SANQUIN, Sinoe – Nearly one year after the Support Climate Change Sensitivity and Adaptation Strategies in Liberia Project was initiated in Sanquin, beneficiaries say the Welthunghilfe program is having a positive effect on their lives.
The German aid organization constructed a fish storage facility, a warehouse, a market center, and provided motorized canoes to residents. The efforts are meant to make the fishing community more resilient to climate change and increase the income of its members.
In an interview with The Bush Chicken, Prince Chebo, the operations manager of the fishing cooperative benefiting from the project, said the intervention was improving the living conditions of people in the district.
“We are very much grateful and want to use this time to appreciate [Welthungerhilfe] for the assistance to the county,” he said. While the program has not been without challenges – a financial officer trained by Welthungerhilfe has not yet been replaced – Chebo said the program is moving forward.
“Before the coming of this program or project, some of us – and especially the community – was living on kiss meat and coconut production for daily survivability, but now as we speak, we generate our own money on a daily basis through transporting goods and people from one end to another using the canoe that was given to us by [Welthungerhilfe],” he added. “We have our own bank account with the GN Bank in Greenville and we usually take our money there for safekeeping.”
Chebo continued, “On a daily basis, people are coming in here to buy fish.

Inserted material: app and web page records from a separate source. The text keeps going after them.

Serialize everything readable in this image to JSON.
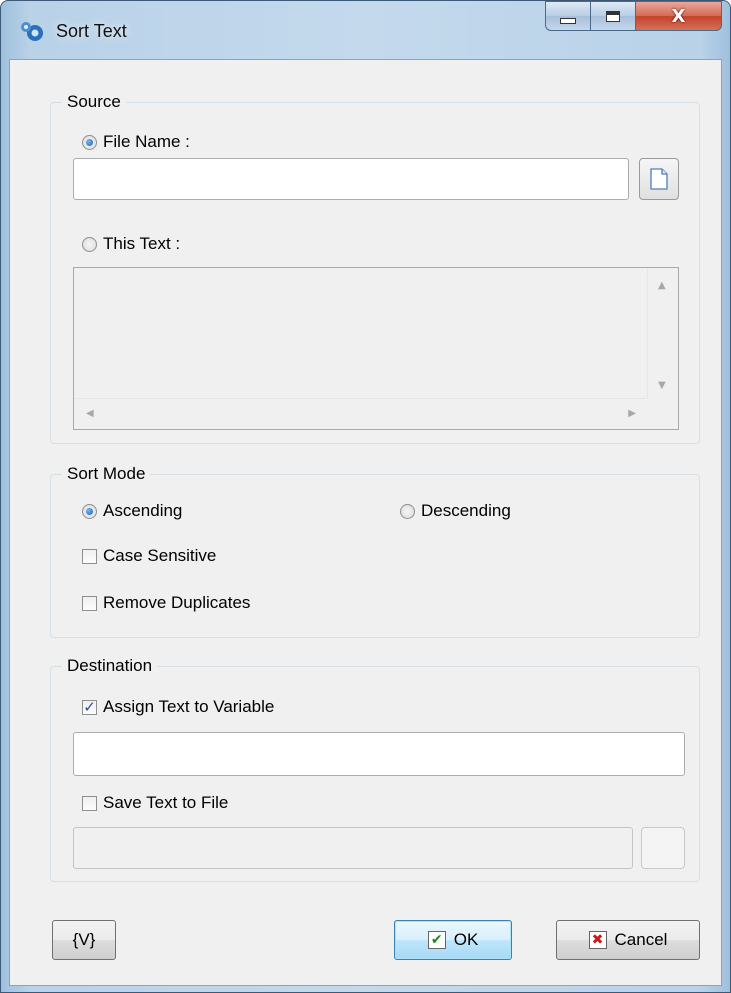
{
  "window": {
    "title": "Sort Text",
    "minimize_icon": "minimize-icon",
    "maximize_icon": "maximize-icon",
    "close_icon": "close-icon",
    "close_glyph": "X"
  },
  "source": {
    "legend": "Source",
    "file_name_label": "File Name :",
    "file_name_selected": true,
    "file_name_value": "",
    "this_text_label": "This Text :",
    "this_text_selected": false,
    "this_text_value": ""
  },
  "sort_mode": {
    "legend": "Sort Mode",
    "ascending_label": "Ascending",
    "ascending_selected": true,
    "descending_label": "Descending",
    "descending_selected": false,
    "case_sensitive_label": "Case Sensitive",
    "case_sensitive_checked": false,
    "remove_duplicates_label": "Remove Duplicates",
    "remove_duplicates_checked": false
  },
  "destination": {
    "legend": "Destination",
    "assign_variable_label": "Assign Text to Variable",
    "assign_variable_checked": true,
    "variable_value": "",
    "save_file_label": "Save Text to File",
    "save_file_checked": false,
    "file_path_value": ""
  },
  "footer": {
    "variables_label": "{V}",
    "ok_label": "OK",
    "cancel_label": "Cancel",
    "check_glyph": "✔",
    "x_glyph": "✖"
  }
}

We have our own canoe and storage facility.”
Andrew Doe, county coordinator of the National Fisheries and Aquaculture Authority, said his agency had noticed that since Welthungerhilfe turned over the coastal fishery project, the lives of community members have been changing for the better.
Doe said NaFFA was working closely with the personnel trained to manage the project to ensure that the project continued to achieve its intended purpose.
“It’s actually helping our people and we hope that this will not be the end of [Welthungerhild’s] support to our people,” Doe told The Bush Chicken.
Welthungerhilfe says the project aims to assist fishing families to weather the effects of climate change by “expanding their skill sets and strengthening their resilience.” It supports sustainable fishing practices at different levels of the value chain, including production, processing, and marketing.
Launched in 2020, the project is being funded by the German Federal Ministry for Economic Cooperation and Development.
Featured photo by Teahwleh Clarke Geeplay